• INSTRUCTIONS FOR THE TASK:
Quote the listing below in full and exactly as written, but omit every picture.

• RECORDS:
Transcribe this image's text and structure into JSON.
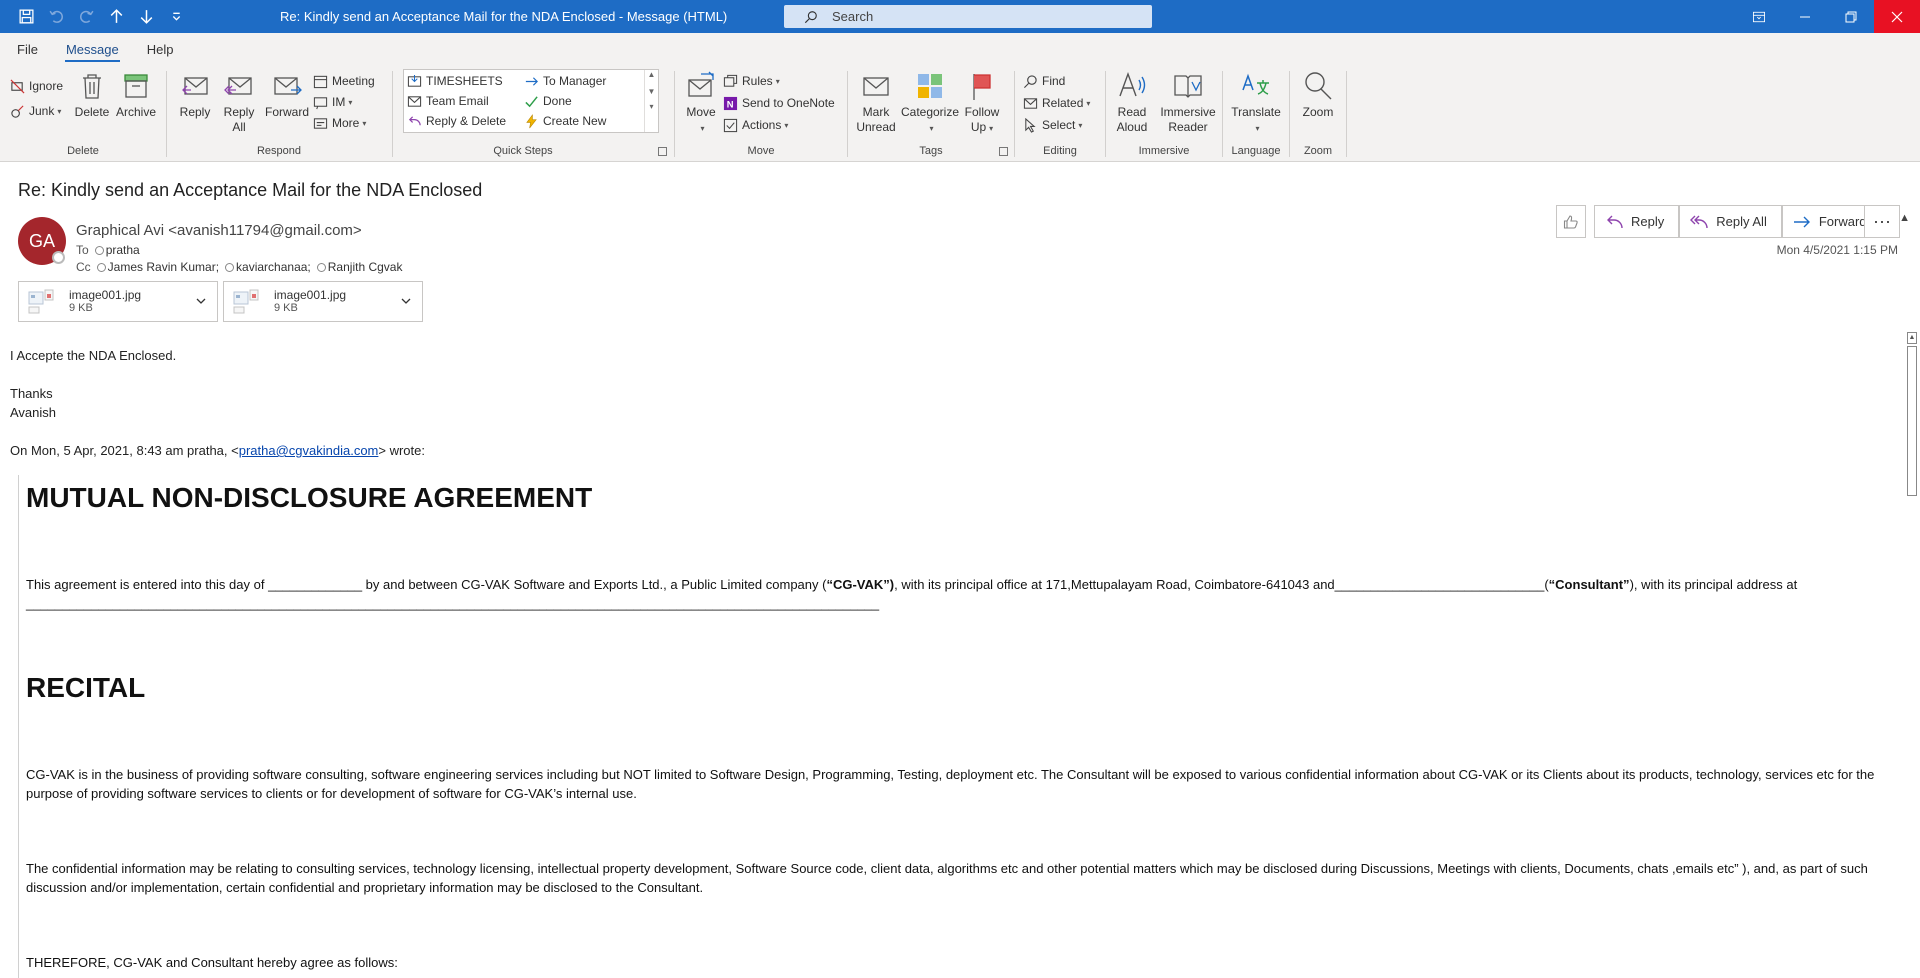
{
  "window": {
    "title": "Re: Kindly send an Acceptance Mail for the NDA Enclosed  -  Message (HTML)",
    "search_placeholder": "Search"
  },
  "menu": {
    "tabs": [
      "File",
      "Message",
      "Help"
    ],
    "active": "Message"
  },
  "ribbon": {
    "delete": {
      "label": "Delete",
      "ignore": "Ignore",
      "junk": "Junk",
      "delete_btn": "Delete",
      "archive": "Archive"
    },
    "respond": {
      "label": "Respond",
      "reply": "Reply",
      "reply_all_1": "Reply",
      "reply_all_2": "All",
      "forward": "Forward",
      "meeting": "Meeting",
      "im": "IM",
      "more": "More"
    },
    "quick_steps": {
      "label": "Quick Steps",
      "items": [
        "TIMESHEETS",
        "Team Email",
        "Reply & Delete",
        "To Manager",
        "Done",
        "Create New"
      ]
    },
    "move": {
      "label": "Move",
      "move_btn": "Move",
      "rules": "Rules",
      "onenote": "Send to OneNote",
      "actions": "Actions"
    },
    "tags": {
      "label": "Tags",
      "mark_unread_1": "Mark",
      "mark_unread_2": "Unread",
      "categorize": "Categorize",
      "follow_up_1": "Follow",
      "follow_up_2": "Up"
    },
    "editing": {
      "label": "Editing",
      "find": "Find",
      "related": "Related",
      "select": "Select"
    },
    "immersive": {
      "label": "Immersive",
      "read_aloud_1": "Read",
      "read_aloud_2": "Aloud",
      "immersive_reader_1": "Immersive",
      "immersive_reader_2": "Reader"
    },
    "language": {
      "label": "Language",
      "translate": "Translate"
    },
    "zoom": {
      "label": "Zoom",
      "zoom_btn": "Zoom"
    }
  },
  "message": {
    "subject": "Re: Kindly send an Acceptance Mail for the NDA Enclosed",
    "avatar_initials": "GA",
    "sender": "Graphical Avi <avanish11794@gmail.com>",
    "to_label": "To",
    "to": [
      "pratha"
    ],
    "cc_label": "Cc",
    "cc": [
      "James Ravin Kumar;",
      "kaviarchanaa;",
      "Ranjith Cgvak"
    ],
    "date": "Mon 4/5/2021 1:15 PM",
    "actions": {
      "reply": "Reply",
      "reply_all": "Reply All",
      "forward": "Forward",
      "more": "···"
    },
    "attachments": [
      {
        "name": "image001.jpg",
        "size": "9 KB"
      },
      {
        "name": "image001.jpg",
        "size": "9 KB"
      }
    ]
  },
  "body": {
    "line1": "I Accepte the NDA Enclosed.",
    "thanks": "Thanks",
    "name": "Avanish",
    "wrote_prefix": "On Mon, 5 Apr, 2021, 8:43 am pratha, <",
    "wrote_email": "pratha@cgvakindia.com",
    "wrote_suffix": "> wrote:"
  },
  "document": {
    "heading1": "MUTUAL NON-DISCLOSURE AGREEMENT",
    "para1_a": "This agreement is entered into this day of _____________ by and between CG-VAK Software and Exports Ltd., a Public Limited  company (",
    "para1_b": "“CG-VAK”)",
    "para1_c": ", with its principal office at 171,Mettupalayam Road, Coimbatore-641043 and_____________________________(",
    "para1_d": "“Consultant”",
    "para1_e": "), with its principal address at ______________________________________________________________________________________________________________________",
    "heading2": "RECITAL",
    "para2": "CG-VAK is in the business of providing software consulting, software engineering services including but NOT limited to Software Design, Programming, Testing, deployment etc. The Consultant will be exposed to various confidential information about CG-VAK or its Clients about its products, technology, services etc for the purpose of providing software services to clients or for development of software for CG-VAK’s internal use.",
    "para3": "The confidential information may be relating to consulting services, technology licensing, intellectual property development, Software Source code, client data, algorithms etc and other potential matters which may be disclosed during Discussions, Meetings with clients, Documents, chats ,emails etc” ), and, as part of such discussion and/or implementation, certain confidential and proprietary information may be disclosed to the Consultant.",
    "para4": "THEREFORE, CG-VAK and Consultant hereby agree as follows:"
  },
  "colors": {
    "titlebar": "#1e6cc5",
    "avatar": "#a4262c",
    "close": "#e81123",
    "link": "#0645ad"
  }
}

• RESPONSE:
Transcribe this image's text and structure into JSON.
{
  "window": {
    "title": "Re: Kindly send an Acceptance Mail for the NDA Enclosed  -  Message (HTML)",
    "search_placeholder": "Search"
  },
  "menu": {
    "tabs": [
      "File",
      "Message",
      "Help"
    ],
    "active": "Message"
  },
  "ribbon": {
    "delete": {
      "label": "Delete",
      "ignore": "Ignore",
      "junk": "Junk",
      "delete_btn": "Delete",
      "archive": "Archive"
    },
    "respond": {
      "label": "Respond",
      "reply": "Reply",
      "reply_all_1": "Reply",
      "reply_all_2": "All",
      "forward": "Forward",
      "meeting": "Meeting",
      "im": "IM",
      "more": "More"
    },
    "quick_steps": {
      "label": "Quick Steps",
      "items": [
        "TIMESHEETS",
        "Team Email",
        "Reply & Delete",
        "To Manager",
        "Done",
        "Create New"
      ]
    },
    "move": {
      "label": "Move",
      "move_btn": "Move",
      "rules": "Rules",
      "onenote": "Send to OneNote",
      "actions": "Actions"
    },
    "tags": {
      "label": "Tags",
      "mark_unread_1": "Mark",
      "mark_unread_2": "Unread",
      "categorize": "Categorize",
      "follow_up_1": "Follow",
      "follow_up_2": "Up"
    },
    "editing": {
      "label": "Editing",
      "find": "Find",
      "related": "Related",
      "select": "Select"
    },
    "immersive": {
      "label": "Immersive",
      "read_aloud_1": "Read",
      "read_aloud_2": "Aloud",
      "immersive_reader_1": "Immersive",
      "immersive_reader_2": "Reader"
    },
    "language": {
      "label": "Language",
      "translate": "Translate"
    },
    "zoom": {
      "label": "Zoom",
      "zoom_btn": "Zoom"
    }
  },
  "message": {
    "subject": "Re: Kindly send an Acceptance Mail for the NDA Enclosed",
    "avatar_initials": "GA",
    "sender": "Graphical Avi <avanish11794@gmail.com>",
    "to_label": "To",
    "to": [
      "pratha"
    ],
    "cc_label": "Cc",
    "cc": [
      "James Ravin Kumar;",
      "kaviarchanaa;",
      "Ranjith Cgvak"
    ],
    "date": "Mon 4/5/2021 1:15 PM",
    "actions": {
      "reply": "Reply",
      "reply_all": "Reply All",
      "forward": "Forward",
      "more": "···"
    },
    "attachments": [
      {
        "name": "image001.jpg",
        "size": "9 KB"
      },
      {
        "name": "image001.jpg",
        "size": "9 KB"
      }
    ]
  },
  "body": {
    "line1": "I Accepte the NDA Enclosed.",
    "thanks": "Thanks",
    "name": "Avanish",
    "wrote_prefix": "On Mon, 5 Apr, 2021, 8:43 am pratha, <",
    "wrote_email": "pratha@cgvakindia.com",
    "wrote_suffix": "> wrote:"
  },
  "document": {
    "heading1": "MUTUAL NON-DISCLOSURE AGREEMENT",
    "para1_a": "This agreement is entered into this day of _____________ by and between CG-VAK Software and Exports Ltd., a Public Limited  company (",
    "para1_b": "“CG-VAK”)",
    "para1_c": ", with its principal office at 171,Mettupalayam Road, Coimbatore-641043 and_____________________________(",
    "para1_d": "“Consultant”",
    "para1_e": "), with its principal address at ______________________________________________________________________________________________________________________",
    "heading2": "RECITAL",
    "para2": "CG-VAK is in the business of providing software consulting, software engineering services including but NOT limited to Software Design, Programming, Testing, deployment etc. The Consultant will be exposed to various confidential information about CG-VAK or its Clients about its products, technology, services etc for the purpose of providing software services to clients or for development of software for CG-VAK’s internal use.",
    "para3": "The confidential information may be relating to consulting services, technology licensing, intellectual property development, Software Source code, client data, algorithms etc and other potential matters which may be disclosed during Discussions, Meetings with clients, Documents, chats ,emails etc” ), and, as part of such discussion and/or implementation, certain confidential and proprietary information may be disclosed to the Consultant.",
    "para4": "THEREFORE, CG-VAK and Consultant hereby agree as follows:"
  },
  "colors": {
    "titlebar": "#1e6cc5",
    "avatar": "#a4262c",
    "close": "#e81123",
    "link": "#0645ad"
  }
}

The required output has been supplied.